■ **What you should do**
Could you give the entries again, exactly as written?

[App and web page records]
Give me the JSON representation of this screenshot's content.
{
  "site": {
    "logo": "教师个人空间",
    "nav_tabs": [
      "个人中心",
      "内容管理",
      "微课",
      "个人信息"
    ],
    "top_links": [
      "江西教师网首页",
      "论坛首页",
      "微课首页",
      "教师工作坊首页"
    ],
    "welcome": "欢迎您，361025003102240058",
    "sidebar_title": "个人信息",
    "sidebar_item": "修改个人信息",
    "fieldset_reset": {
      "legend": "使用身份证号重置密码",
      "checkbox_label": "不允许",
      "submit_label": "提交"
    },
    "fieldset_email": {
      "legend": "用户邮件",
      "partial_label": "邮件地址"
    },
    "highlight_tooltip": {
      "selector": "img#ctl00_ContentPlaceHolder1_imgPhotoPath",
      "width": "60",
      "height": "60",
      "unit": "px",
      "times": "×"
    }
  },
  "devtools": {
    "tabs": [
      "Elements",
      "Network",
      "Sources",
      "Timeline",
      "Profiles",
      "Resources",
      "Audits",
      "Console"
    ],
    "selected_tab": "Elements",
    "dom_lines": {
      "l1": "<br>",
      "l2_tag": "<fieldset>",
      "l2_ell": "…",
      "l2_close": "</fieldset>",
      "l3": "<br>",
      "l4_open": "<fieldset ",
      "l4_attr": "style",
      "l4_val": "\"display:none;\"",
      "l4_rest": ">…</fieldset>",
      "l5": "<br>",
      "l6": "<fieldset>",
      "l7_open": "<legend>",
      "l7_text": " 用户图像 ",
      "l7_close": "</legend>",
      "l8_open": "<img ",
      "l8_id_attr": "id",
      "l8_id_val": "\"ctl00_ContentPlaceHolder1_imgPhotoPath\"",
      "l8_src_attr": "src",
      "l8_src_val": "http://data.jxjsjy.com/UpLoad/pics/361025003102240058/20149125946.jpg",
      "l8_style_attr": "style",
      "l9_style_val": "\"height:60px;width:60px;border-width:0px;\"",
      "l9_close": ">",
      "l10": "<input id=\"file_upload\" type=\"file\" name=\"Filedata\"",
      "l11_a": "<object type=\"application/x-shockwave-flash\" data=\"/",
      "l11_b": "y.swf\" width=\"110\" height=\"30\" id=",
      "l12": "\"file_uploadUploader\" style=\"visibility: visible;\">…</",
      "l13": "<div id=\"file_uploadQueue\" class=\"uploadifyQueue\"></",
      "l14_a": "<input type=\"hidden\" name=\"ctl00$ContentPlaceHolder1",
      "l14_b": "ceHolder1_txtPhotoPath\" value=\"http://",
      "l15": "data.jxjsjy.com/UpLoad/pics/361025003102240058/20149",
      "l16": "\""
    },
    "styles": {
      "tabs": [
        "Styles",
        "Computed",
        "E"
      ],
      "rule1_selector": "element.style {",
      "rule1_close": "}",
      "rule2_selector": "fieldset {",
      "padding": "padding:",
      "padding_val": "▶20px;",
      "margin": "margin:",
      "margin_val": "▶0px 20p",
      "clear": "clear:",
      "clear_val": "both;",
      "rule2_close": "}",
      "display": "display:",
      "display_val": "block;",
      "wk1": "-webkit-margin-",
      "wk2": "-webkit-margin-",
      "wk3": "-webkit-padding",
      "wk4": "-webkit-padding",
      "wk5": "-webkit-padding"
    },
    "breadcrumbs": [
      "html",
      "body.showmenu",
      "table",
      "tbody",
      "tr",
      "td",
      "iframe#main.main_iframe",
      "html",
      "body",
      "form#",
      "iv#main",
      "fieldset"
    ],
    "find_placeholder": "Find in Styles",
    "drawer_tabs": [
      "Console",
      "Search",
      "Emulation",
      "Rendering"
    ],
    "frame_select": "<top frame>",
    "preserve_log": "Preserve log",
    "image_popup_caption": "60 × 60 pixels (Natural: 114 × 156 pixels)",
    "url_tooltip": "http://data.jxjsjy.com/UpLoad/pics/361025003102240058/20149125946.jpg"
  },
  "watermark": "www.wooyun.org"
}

■ **Reply**
Give me the JSON representation of this screenshot's content.
{
  "site": {
    "logo": "教师个人空间",
    "nav_tabs": [
      "个人中心",
      "内容管理",
      "微课",
      "个人信息"
    ],
    "top_links": [
      "江西教师网首页",
      "论坛首页",
      "微课首页",
      "教师工作坊首页"
    ],
    "welcome": "欢迎您，361025003102240058",
    "sidebar_title": "个人信息",
    "sidebar_item": "修改个人信息",
    "fieldset_reset": {
      "legend": "使用身份证号重置密码",
      "checkbox_label": "不允许",
      "submit_label": "提交"
    },
    "fieldset_email": {
      "legend": "用户邮件",
      "partial_label": "邮件地址"
    },
    "highlight_tooltip": {
      "selector": "img#ctl00_ContentPlaceHolder1_imgPhotoPath",
      "width": "60",
      "height": "60",
      "unit": "px",
      "times": "×"
    }
  },
  "devtools": {
    "tabs": [
      "Elements",
      "Network",
      "Sources",
      "Timeline",
      "Profiles",
      "Resources",
      "Audits",
      "Console"
    ],
    "selected_tab": "Elements",
    "dom_lines": {
      "l1": "<br>",
      "l2_tag": "<fieldset>",
      "l2_ell": "…",
      "l2_close": "</fieldset>",
      "l3": "<br>",
      "l4_open": "<fieldset ",
      "l4_attr": "style",
      "l4_val": "\"display:none;\"",
      "l4_rest": ">…</fieldset>",
      "l5": "<br>",
      "l6": "<fieldset>",
      "l7_open": "<legend>",
      "l7_text": " 用户图像 ",
      "l7_close": "</legend>",
      "l8_open": "<img ",
      "l8_id_attr": "id",
      "l8_id_val": "\"ctl00_ContentPlaceHolder1_imgPhotoPath\"",
      "l8_src_attr": "src",
      "l8_src_val": "http://data.jxjsjy.com/UpLoad/pics/361025003102240058/20149125946.jpg",
      "l8_style_attr": "style",
      "l9_style_val": "\"height:60px;width:60px;border-width:0px;\"",
      "l9_close": ">",
      "l10": "<input id=\"file_upload\" type=\"file\" name=\"Filedata\"",
      "l11_a": "<object type=\"application/x-shockwave-flash\" data=\"/",
      "l11_b": "y.swf\" width=\"110\" height=\"30\" id=",
      "l12": "\"file_uploadUploader\" style=\"visibility: visible;\">…</",
      "l13": "<div id=\"file_uploadQueue\" class=\"uploadifyQueue\"></",
      "l14_a": "<input type=\"hidden\" name=\"ctl00$ContentPlaceHolder1",
      "l14_b": "ceHolder1_txtPhotoPath\" value=\"http://",
      "l15": "data.jxjsjy.com/UpLoad/pics/361025003102240058/20149",
      "l16": "\""
    },
    "styles": {
      "tabs": [
        "Styles",
        "Computed",
        "E"
      ],
      "rule1_selector": "element.style {",
      "rule1_close": "}",
      "rule2_selector": "fieldset {",
      "padding": "padding:",
      "padding_val": "▶20px;",
      "margin": "margin:",
      "margin_val": "▶0px 20p",
      "clear": "clear:",
      "clear_val": "both;",
      "rule2_close": "}",
      "display": "display:",
      "display_val": "block;",
      "wk1": "-webkit-margin-",
      "wk2": "-webkit-margin-",
      "wk3": "-webkit-padding",
      "wk4": "-webkit-padding",
      "wk5": "-webkit-padding"
    },
    "breadcrumbs": [
      "html",
      "body.showmenu",
      "table",
      "tbody",
      "tr",
      "td",
      "iframe#main.main_iframe",
      "html",
      "body",
      "form#",
      "iv#main",
      "fieldset"
    ],
    "find_placeholder": "Find in Styles",
    "drawer_tabs": [
      "Console",
      "Search",
      "Emulation",
      "Rendering"
    ],
    "frame_select": "<top frame>",
    "preserve_log": "Preserve log",
    "image_popup_caption": "60 × 60 pixels (Natural: 114 × 156 pixels)",
    "url_tooltip": "http://data.jxjsjy.com/UpLoad/pics/361025003102240058/20149125946.jpg"
  },
  "watermark": "www.wooyun.org"
}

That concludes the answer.